------ DATASET RECORDS

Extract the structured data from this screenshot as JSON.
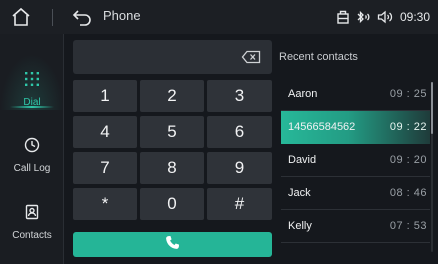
{
  "topbar": {
    "title": "Phone",
    "clock": "09:30",
    "status_icons": [
      "battery-icon",
      "bluetooth-icon",
      "volume-icon"
    ]
  },
  "nav": {
    "items": [
      {
        "label": "Dial",
        "icon": "dialpad-icon",
        "active": true
      },
      {
        "label": "Call Log",
        "icon": "clock-icon",
        "active": false
      },
      {
        "label": "Contacts",
        "icon": "contacts-icon",
        "active": false
      }
    ]
  },
  "dialpad": {
    "entry_value": "",
    "keys": [
      "1",
      "2",
      "3",
      "4",
      "5",
      "6",
      "7",
      "8",
      "9",
      "*",
      "0",
      "#"
    ]
  },
  "recent": {
    "title": "Recent contacts",
    "rows": [
      {
        "name": "Aaron",
        "time": "09 : 25",
        "active": false
      },
      {
        "name": "14566584562",
        "time": "09 : 22",
        "active": true
      },
      {
        "name": "David",
        "time": "09 : 20",
        "active": false
      },
      {
        "name": "Jack",
        "time": "08 : 46",
        "active": false
      },
      {
        "name": "Kelly",
        "time": "07 : 53",
        "active": false
      }
    ]
  },
  "colors": {
    "accent": "#2fc7a9",
    "call_button": "#25b597",
    "background": "#15181d"
  }
}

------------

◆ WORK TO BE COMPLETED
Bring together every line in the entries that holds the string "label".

◆ TASK ANSWER
        "label": "Dial",
        "label": "Call Log",
        "label": "Contacts",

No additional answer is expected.